■ The problem
Records follow. Copy every line with "icon".

—————

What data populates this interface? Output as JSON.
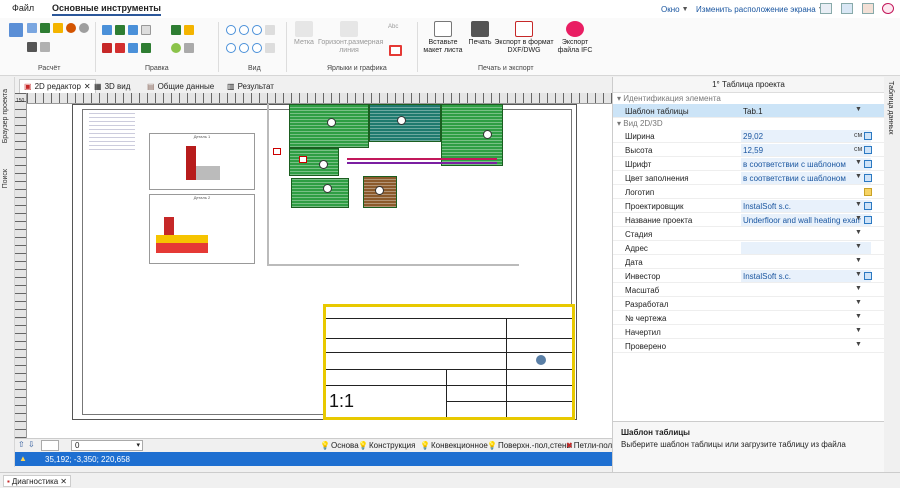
{
  "menu": {
    "file": "Файл",
    "main_tools": "Основные инструменты"
  },
  "topright": {
    "window": "Окно",
    "layout": "Изменить расположение экрана"
  },
  "ribbon": {
    "groups": {
      "calc": "Расчёт",
      "edit": "Правка",
      "view": "Вид",
      "labels": "Ярлыки и графика",
      "print_export": "Печать и экспорт"
    },
    "label_btn": "Метка",
    "horiz_dim": "Горизонт.размерная линия",
    "abc": "Abc",
    "insert_sheet": "Вставьте макет листа",
    "print": "Печать",
    "export_dxf": "Экспорт в формат DXF/DWG",
    "export_ifc": "Экспорт файла IFC"
  },
  "tabs": [
    {
      "label": "2D редактор"
    },
    {
      "label": "3D вид"
    },
    {
      "label": "Общие данные"
    },
    {
      "label": "Результат"
    }
  ],
  "left_strip": {
    "browser": "Браузер проекта",
    "search": "Поиск"
  },
  "right_strip": {
    "table_data": "Таблица данных"
  },
  "ruler": {
    "v_start": "150"
  },
  "canvas": {
    "scale": "1:1",
    "detail1_title": "Деталь 1",
    "detail2_title": "Деталь 2"
  },
  "layers": {
    "level": "0",
    "items": [
      "Основа",
      "Конструкция",
      "Конвекционное",
      "Поверхн.-пол,стены",
      "Петли-пол"
    ]
  },
  "status": {
    "coords": "35,192; -3,350; 220,658"
  },
  "diagnostics": "Диагностика",
  "props": {
    "title": "1° Таблица проекта",
    "section_id": "Идентификация элемента",
    "section_view": "Вид 2D/3D",
    "template_key": "Шаблон таблицы",
    "template_val": "Tab.1",
    "rows": [
      {
        "k": "Ширина",
        "v": "29,02",
        "u": "см"
      },
      {
        "k": "Высота",
        "v": "12,59",
        "u": "см"
      },
      {
        "k": "Шрифт",
        "v": "в соответствии с шаблоном"
      },
      {
        "k": "Цвет заполнения",
        "v": "в соответствии с шаблоном"
      },
      {
        "k": "Логотип",
        "v": ""
      },
      {
        "k": "Проектировщик",
        "v": "InstalSoft s.c."
      },
      {
        "k": "Название проекта",
        "v": "Underfloor and wall heating examp"
      },
      {
        "k": "Стадия",
        "v": ""
      },
      {
        "k": "Адрес",
        "v": ""
      },
      {
        "k": "Дата",
        "v": ""
      },
      {
        "k": "Инвестор",
        "v": "InstalSoft s.c."
      },
      {
        "k": "Масштаб",
        "v": ""
      },
      {
        "k": "Разработал",
        "v": ""
      },
      {
        "k": "№ чертежа",
        "v": ""
      },
      {
        "k": "Начертил",
        "v": ""
      },
      {
        "k": "Проверено",
        "v": ""
      }
    ],
    "desc_title": "Шаблон таблицы",
    "desc_text": "Выберите шаблон таблицы или загрузите таблицу из файла"
  }
}
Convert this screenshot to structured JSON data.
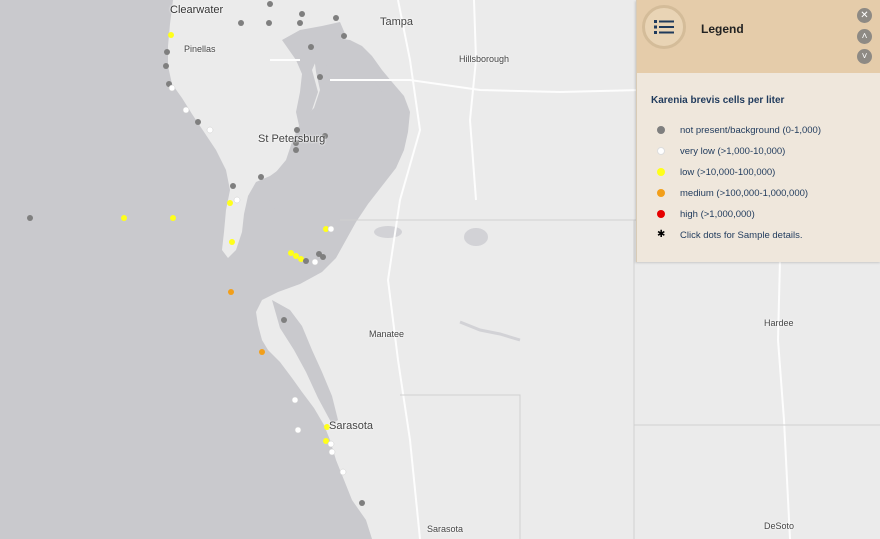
{
  "map": {
    "water_color": "#c9c9cd",
    "land_color": "#ebebeb",
    "places": [
      {
        "name": "Clearwater",
        "size": "big"
      },
      {
        "name": "Pinellas",
        "size": "small"
      },
      {
        "name": "Tampa",
        "size": "big"
      },
      {
        "name": "Hillsborough",
        "size": "small"
      },
      {
        "name": "St Petersburg",
        "size": "big"
      },
      {
        "name": "Manatee",
        "size": "small"
      },
      {
        "name": "Hardee",
        "size": "small"
      },
      {
        "name": "Sarasota",
        "size": "big"
      },
      {
        "name": "Sarasota",
        "size": "small"
      },
      {
        "name": "DeSoto",
        "size": "small"
      }
    ],
    "sample_count": 58
  },
  "legend": {
    "title": "Legend",
    "subtitle": "Karenia brevis cells per liter",
    "icon": "list-icon",
    "close_icon": "close-icon",
    "up_icon": "chevron-up-icon",
    "down_icon": "chevron-down-icon",
    "items": [
      {
        "label": "not present/background (0-1,000)",
        "color": "#7f7f7f"
      },
      {
        "label": "very low (>1,000-10,000)",
        "color": "#ffffff"
      },
      {
        "label": "low (>10,000-100,000)",
        "color": "#ffff1a"
      },
      {
        "label": "medium (>100,000-1,000,000)",
        "color": "#f29f1a"
      },
      {
        "label": "high (>1,000,000)",
        "color": "#e60000"
      },
      {
        "label": "Click dots for Sample details.",
        "color": "#000000",
        "icon": "asterisk-icon"
      }
    ]
  }
}
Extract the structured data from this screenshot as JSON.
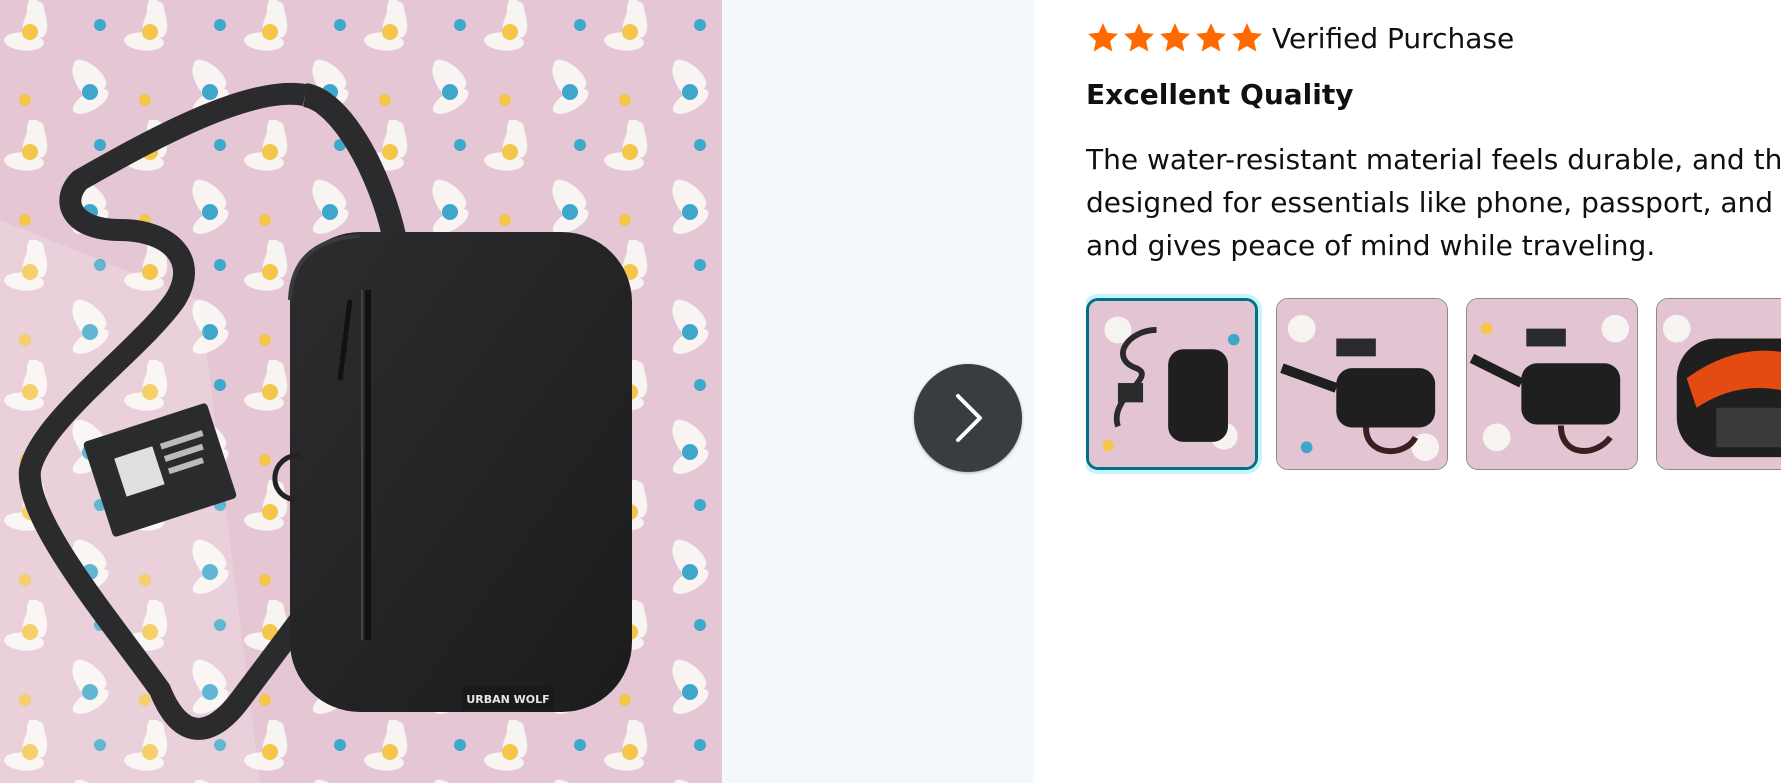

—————

■ Answer space
    "icon": "list-icon",
    "close_icon": "close-icon",
    "up_icon": "chevron-up-icon",
    "down_icon": "chevron-down-icon",
        "icon": "asterisk-icon"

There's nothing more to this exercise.